Dataset rows describing interfaces:

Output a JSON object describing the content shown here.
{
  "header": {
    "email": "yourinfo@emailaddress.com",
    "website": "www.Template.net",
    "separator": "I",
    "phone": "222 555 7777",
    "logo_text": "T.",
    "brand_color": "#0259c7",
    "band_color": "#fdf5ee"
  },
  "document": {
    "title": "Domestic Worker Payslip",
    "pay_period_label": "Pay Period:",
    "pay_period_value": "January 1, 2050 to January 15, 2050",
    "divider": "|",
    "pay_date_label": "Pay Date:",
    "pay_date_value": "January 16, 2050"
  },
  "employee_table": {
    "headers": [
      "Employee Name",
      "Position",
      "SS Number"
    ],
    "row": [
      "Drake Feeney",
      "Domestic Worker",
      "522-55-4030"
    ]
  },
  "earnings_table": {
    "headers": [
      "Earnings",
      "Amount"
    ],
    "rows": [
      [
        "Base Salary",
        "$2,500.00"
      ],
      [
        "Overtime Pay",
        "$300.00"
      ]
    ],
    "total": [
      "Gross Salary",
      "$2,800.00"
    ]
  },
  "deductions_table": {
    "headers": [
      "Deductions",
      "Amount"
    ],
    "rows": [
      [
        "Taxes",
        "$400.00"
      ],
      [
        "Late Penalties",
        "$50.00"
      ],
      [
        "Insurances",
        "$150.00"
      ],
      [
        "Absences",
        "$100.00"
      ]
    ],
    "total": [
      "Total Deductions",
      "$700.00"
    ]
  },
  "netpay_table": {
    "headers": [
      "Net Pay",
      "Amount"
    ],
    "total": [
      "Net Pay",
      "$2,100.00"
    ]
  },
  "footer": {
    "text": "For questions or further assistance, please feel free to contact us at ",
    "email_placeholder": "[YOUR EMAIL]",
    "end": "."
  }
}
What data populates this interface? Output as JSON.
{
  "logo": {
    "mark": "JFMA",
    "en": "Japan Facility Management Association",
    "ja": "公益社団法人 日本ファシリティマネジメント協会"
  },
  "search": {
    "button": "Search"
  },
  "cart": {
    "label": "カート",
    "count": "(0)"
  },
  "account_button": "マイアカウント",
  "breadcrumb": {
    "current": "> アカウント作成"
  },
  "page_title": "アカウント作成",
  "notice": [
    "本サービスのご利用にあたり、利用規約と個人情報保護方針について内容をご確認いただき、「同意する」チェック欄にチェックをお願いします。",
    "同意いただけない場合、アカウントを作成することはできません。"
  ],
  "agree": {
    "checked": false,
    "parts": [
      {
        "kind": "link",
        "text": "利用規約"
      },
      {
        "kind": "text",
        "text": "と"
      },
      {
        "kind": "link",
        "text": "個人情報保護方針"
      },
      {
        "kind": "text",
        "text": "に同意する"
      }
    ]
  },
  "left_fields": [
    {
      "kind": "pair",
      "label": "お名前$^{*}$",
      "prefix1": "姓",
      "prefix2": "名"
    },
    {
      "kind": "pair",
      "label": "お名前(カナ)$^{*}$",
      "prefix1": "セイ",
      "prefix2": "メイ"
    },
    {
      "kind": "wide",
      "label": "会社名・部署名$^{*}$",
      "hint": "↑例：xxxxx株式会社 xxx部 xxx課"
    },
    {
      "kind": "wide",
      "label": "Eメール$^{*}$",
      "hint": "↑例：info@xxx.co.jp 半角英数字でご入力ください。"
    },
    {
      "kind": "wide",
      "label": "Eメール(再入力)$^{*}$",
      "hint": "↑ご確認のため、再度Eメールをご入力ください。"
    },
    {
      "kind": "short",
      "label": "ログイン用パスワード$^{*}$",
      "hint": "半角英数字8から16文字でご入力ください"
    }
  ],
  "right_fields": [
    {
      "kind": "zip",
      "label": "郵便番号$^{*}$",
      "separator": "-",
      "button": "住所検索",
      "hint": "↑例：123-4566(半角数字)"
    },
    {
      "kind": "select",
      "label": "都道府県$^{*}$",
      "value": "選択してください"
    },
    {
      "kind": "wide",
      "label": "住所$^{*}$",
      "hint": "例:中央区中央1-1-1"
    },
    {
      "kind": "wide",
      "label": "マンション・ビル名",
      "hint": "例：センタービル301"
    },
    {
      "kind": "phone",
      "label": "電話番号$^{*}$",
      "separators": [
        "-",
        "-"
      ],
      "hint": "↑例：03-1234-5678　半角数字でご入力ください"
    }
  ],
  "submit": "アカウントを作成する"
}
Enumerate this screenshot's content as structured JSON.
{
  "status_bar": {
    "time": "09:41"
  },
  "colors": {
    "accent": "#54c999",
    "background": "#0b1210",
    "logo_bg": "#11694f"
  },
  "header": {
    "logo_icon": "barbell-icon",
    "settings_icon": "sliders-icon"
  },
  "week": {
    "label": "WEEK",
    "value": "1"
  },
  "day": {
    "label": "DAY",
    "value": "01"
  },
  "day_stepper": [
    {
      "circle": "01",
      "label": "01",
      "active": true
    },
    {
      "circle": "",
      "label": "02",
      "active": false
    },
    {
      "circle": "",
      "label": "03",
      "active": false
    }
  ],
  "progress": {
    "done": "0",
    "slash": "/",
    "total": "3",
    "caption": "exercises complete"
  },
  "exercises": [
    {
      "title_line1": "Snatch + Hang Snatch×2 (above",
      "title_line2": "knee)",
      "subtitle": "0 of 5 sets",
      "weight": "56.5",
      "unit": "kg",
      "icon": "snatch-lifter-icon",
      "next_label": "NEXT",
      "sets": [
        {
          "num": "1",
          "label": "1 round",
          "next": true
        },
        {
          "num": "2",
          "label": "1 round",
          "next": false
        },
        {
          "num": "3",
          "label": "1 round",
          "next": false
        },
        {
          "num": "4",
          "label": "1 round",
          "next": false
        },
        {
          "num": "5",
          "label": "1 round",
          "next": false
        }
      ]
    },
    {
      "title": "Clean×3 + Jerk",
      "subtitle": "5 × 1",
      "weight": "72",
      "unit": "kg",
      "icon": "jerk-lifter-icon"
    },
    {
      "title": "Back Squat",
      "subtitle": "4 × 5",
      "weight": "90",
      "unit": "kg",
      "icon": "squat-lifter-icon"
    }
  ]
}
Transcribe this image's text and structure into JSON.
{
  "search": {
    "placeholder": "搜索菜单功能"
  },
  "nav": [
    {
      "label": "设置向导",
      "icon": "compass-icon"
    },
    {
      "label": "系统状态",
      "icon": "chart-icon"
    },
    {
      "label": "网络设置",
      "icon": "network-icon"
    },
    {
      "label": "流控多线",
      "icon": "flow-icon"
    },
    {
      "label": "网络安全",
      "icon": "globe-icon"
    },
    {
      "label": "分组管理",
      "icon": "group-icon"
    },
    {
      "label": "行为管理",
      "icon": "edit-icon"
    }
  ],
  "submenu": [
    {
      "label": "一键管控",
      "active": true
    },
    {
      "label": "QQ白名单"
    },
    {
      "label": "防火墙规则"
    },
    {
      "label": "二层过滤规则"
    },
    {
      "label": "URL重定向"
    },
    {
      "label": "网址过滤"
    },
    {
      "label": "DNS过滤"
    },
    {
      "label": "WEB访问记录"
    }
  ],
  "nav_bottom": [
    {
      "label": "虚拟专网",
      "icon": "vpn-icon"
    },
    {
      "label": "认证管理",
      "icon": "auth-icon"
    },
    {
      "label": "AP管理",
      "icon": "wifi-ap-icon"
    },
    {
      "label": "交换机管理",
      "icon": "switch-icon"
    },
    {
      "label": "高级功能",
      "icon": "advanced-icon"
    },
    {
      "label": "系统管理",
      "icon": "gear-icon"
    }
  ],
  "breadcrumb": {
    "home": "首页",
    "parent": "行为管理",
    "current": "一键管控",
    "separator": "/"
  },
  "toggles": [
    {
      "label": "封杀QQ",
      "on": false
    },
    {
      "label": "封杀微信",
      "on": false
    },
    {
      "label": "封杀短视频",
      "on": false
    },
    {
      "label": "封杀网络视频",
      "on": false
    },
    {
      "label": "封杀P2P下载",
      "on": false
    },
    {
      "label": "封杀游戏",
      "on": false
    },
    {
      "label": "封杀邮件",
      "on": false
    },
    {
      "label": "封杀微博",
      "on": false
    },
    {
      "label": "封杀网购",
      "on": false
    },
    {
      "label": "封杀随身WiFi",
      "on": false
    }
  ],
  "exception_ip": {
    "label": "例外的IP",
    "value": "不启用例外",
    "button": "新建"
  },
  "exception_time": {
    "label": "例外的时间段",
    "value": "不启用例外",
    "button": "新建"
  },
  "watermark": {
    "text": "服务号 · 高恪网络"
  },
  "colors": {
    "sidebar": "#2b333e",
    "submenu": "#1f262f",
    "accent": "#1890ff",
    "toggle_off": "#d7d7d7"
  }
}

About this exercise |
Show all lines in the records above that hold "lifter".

Response to this task |
      "icon": "snatch-lifter-icon",
      "icon": "jerk-lifter-icon"
      "icon": "squat-lifter-icon"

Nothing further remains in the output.